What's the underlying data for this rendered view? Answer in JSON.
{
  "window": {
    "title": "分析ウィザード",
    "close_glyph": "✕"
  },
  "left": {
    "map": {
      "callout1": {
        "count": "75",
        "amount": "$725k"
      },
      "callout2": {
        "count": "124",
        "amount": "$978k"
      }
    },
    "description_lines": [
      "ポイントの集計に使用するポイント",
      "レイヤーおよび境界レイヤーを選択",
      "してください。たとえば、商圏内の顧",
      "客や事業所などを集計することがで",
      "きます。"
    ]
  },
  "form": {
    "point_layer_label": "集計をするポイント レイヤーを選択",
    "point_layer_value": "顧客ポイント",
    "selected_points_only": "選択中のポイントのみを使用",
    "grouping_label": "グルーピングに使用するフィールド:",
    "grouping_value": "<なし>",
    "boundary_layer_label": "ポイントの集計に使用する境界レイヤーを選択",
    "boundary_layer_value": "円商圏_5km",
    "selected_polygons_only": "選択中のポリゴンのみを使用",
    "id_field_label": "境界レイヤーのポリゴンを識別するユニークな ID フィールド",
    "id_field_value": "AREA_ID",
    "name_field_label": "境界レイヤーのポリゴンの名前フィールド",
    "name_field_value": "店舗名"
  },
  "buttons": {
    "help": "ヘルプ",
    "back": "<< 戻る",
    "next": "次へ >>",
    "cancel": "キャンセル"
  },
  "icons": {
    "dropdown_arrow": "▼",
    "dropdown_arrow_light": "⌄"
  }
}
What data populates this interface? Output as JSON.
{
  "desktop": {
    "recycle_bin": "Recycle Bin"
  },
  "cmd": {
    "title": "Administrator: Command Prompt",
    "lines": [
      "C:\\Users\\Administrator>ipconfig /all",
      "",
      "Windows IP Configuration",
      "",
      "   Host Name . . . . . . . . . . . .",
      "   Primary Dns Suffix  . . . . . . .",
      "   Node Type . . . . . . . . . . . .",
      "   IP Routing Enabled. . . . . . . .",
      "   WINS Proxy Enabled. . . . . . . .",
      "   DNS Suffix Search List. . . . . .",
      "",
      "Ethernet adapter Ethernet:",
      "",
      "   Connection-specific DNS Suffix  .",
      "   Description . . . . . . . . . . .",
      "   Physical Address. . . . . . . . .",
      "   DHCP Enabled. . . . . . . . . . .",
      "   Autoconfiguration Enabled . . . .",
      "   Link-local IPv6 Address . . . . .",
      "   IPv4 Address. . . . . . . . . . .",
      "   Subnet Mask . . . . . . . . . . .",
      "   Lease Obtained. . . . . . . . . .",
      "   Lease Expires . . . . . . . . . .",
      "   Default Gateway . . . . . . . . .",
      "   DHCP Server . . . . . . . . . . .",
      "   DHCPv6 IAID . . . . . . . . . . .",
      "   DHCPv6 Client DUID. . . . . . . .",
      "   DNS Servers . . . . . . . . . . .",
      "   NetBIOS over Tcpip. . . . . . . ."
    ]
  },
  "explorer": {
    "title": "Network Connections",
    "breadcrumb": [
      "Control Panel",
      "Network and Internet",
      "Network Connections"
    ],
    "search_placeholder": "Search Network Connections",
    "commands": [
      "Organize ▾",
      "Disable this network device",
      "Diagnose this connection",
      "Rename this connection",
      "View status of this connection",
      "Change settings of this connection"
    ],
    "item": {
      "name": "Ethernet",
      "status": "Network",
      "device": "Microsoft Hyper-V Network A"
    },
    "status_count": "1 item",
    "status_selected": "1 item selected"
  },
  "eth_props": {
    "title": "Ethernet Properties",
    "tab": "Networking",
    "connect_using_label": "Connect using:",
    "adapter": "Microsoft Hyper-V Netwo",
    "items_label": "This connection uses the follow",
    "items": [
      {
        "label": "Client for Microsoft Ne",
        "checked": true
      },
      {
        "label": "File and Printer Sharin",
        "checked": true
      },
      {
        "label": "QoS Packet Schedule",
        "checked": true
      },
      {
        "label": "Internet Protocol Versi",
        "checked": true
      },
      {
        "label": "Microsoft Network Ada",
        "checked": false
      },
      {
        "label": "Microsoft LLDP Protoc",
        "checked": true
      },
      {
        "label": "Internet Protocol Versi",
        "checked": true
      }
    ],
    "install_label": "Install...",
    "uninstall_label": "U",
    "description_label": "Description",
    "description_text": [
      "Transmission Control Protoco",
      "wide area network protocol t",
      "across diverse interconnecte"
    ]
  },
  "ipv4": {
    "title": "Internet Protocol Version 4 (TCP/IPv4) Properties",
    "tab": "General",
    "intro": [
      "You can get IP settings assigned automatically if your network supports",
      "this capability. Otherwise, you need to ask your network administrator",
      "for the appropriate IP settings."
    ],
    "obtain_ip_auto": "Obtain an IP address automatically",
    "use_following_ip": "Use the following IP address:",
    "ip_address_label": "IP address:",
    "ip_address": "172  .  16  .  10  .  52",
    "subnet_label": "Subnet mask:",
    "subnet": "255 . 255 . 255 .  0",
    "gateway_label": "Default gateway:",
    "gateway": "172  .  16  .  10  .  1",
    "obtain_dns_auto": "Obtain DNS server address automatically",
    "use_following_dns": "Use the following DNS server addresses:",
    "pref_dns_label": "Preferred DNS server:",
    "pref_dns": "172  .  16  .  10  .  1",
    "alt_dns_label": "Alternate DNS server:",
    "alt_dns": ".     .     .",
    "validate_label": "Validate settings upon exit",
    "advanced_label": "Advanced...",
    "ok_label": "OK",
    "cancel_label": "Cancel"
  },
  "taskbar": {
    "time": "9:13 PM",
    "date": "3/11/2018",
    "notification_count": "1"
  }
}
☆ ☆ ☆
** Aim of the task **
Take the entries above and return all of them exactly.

** Worked solution **
What's the underlying data for this rendered view? Answer in JSON.
{
  "window": {
    "title": "分析ウィザード",
    "close_glyph": "✕"
  },
  "left": {
    "map": {
      "callout1": {
        "count": "75",
        "amount": "$725k"
      },
      "callout2": {
        "count": "124",
        "amount": "$978k"
      }
    },
    "description_lines": [
      "ポイントの集計に使用するポイント",
      "レイヤーおよび境界レイヤーを選択",
      "してください。たとえば、商圏内の顧",
      "客や事業所などを集計することがで",
      "きます。"
    ]
  },
  "form": {
    "point_layer_label": "集計をするポイント レイヤーを選択",
    "point_layer_value": "顧客ポイント",
    "selected_points_only": "選択中のポイントのみを使用",
    "grouping_label": "グルーピングに使用するフィールド:",
    "grouping_value": "<なし>",
    "boundary_layer_label": "ポイントの集計に使用する境界レイヤーを選択",
    "boundary_layer_value": "円商圏_5km",
    "selected_polygons_only": "選択中のポリゴンのみを使用",
    "id_field_label": "境界レイヤーのポリゴンを識別するユニークな ID フィールド",
    "id_field_value": "AREA_ID",
    "name_field_label": "境界レイヤーのポリゴンの名前フィールド",
    "name_field_value": "店舗名"
  },
  "buttons": {
    "help": "ヘルプ",
    "back": "<< 戻る",
    "next": "次へ >>",
    "cancel": "キャンセル"
  },
  "icons": {
    "dropdown_arrow": "▼",
    "dropdown_arrow_light": "⌄"
  }
}
What data populates this interface? Output as JSON.
{
  "desktop": {
    "recycle_bin": "Recycle Bin"
  },
  "cmd": {
    "title": "Administrator: Command Prompt",
    "lines": [
      "C:\\Users\\Administrator>ipconfig /all",
      "",
      "Windows IP Configuration",
      "",
      "   Host Name . . . . . . . . . . . .",
      "   Primary Dns Suffix  . . . . . . .",
      "   Node Type . . . . . . . . . . . .",
      "   IP Routing Enabled. . . . . . . .",
      "   WINS Proxy Enabled. . . . . . . .",
      "   DNS Suffix Search List. . . . . .",
      "",
      "Ethernet adapter Ethernet:",
      "",
      "   Connection-specific DNS Suffix  .",
      "   Description . . . . . . . . . . .",
      "   Physical Address. . . . . . . . .",
      "   DHCP Enabled. . . . . . . . . . .",
      "   Autoconfiguration Enabled . . . .",
      "   Link-local IPv6 Address . . . . .",
      "   IPv4 Address. . . . . . . . . . .",
      "   Subnet Mask . . . . . . . . . . .",
      "   Lease Obtained. . . . . . . . . .",
      "   Lease Expires . . . . . . . . . .",
      "   Default Gateway . . . . . . . . .",
      "   DHCP Server . . . . . . . . . . .",
      "   DHCPv6 IAID . . . . . . . . . . .",
      "   DHCPv6 Client DUID. . . . . . . .",
      "   DNS Servers . . . . . . . . . . .",
      "   NetBIOS over Tcpip. . . . . . . ."
    ]
  },
  "explorer": {
    "title": "Network Connections",
    "breadcrumb": [
      "Control Panel",
      "Network and Internet",
      "Network Connections"
    ],
    "search_placeholder": "Search Network Connections",
    "commands": [
      "Organize ▾",
      "Disable this network device",
      "Diagnose this connection",
      "Rename this connection",
      "View status of this connection",
      "Change settings of this connection"
    ],
    "item": {
      "name": "Ethernet",
      "status": "Network",
      "device": "Microsoft Hyper-V Network A"
    },
    "status_count": "1 item",
    "status_selected": "1 item selected"
  },
  "eth_props": {
    "title": "Ethernet Properties",
    "tab": "Networking",
    "connect_using_label": "Connect using:",
    "adapter": "Microsoft Hyper-V Netwo",
    "items_label": "This connection uses the follow",
    "items": [
      {
        "label": "Client for Microsoft Ne",
        "checked": true
      },
      {
        "label": "File and Printer Sharin",
        "checked": true
      },
      {
        "label": "QoS Packet Schedule",
        "checked": true
      },
      {
        "label": "Internet Protocol Versi",
        "checked": true
      },
      {
        "label": "Microsoft Network Ada",
        "checked": false
      },
      {
        "label": "Microsoft LLDP Protoc",
        "checked": true
      },
      {
        "label": "Internet Protocol Versi",
        "checked": true
      }
    ],
    "install_label": "Install...",
    "uninstall_label": "U",
    "description_label": "Description",
    "description_text": [
      "Transmission Control Protoco",
      "wide area network protocol t",
      "across diverse interconnecte"
    ]
  },
  "ipv4": {
    "title": "Internet Protocol Version 4 (TCP/IPv4) Properties",
    "tab": "General",
    "intro": [
      "You can get IP settings assigned automatically if your network supports",
      "this capability. Otherwise, you need to ask your network administrator",
      "for the appropriate IP settings."
    ],
    "obtain_ip_auto": "Obtain an IP address automatically",
    "use_following_ip": "Use the following IP address:",
    "ip_address_label": "IP address:",
    "ip_address": "172  .  16  .  10  .  52",
    "subnet_label": "Subnet mask:",
    "subnet": "255 . 255 . 255 .  0",
    "gateway_label": "Default gateway:",
    "gateway": "172  .  16  .  10  .  1",
    "obtain_dns_auto": "Obtain DNS server address automatically",
    "use_following_dns": "Use the following DNS server addresses:",
    "pref_dns_label": "Preferred DNS server:",
    "pref_dns": "172  .  16  .  10  .  1",
    "alt_dns_label": "Alternate DNS server:",
    "alt_dns": ".     .     .",
    "validate_label": "Validate settings upon exit",
    "advanced_label": "Advanced...",
    "ok_label": "OK",
    "cancel_label": "Cancel"
  },
  "taskbar": {
    "time": "9:13 PM",
    "date": "3/11/2018",
    "notification_count": "1"
  }
}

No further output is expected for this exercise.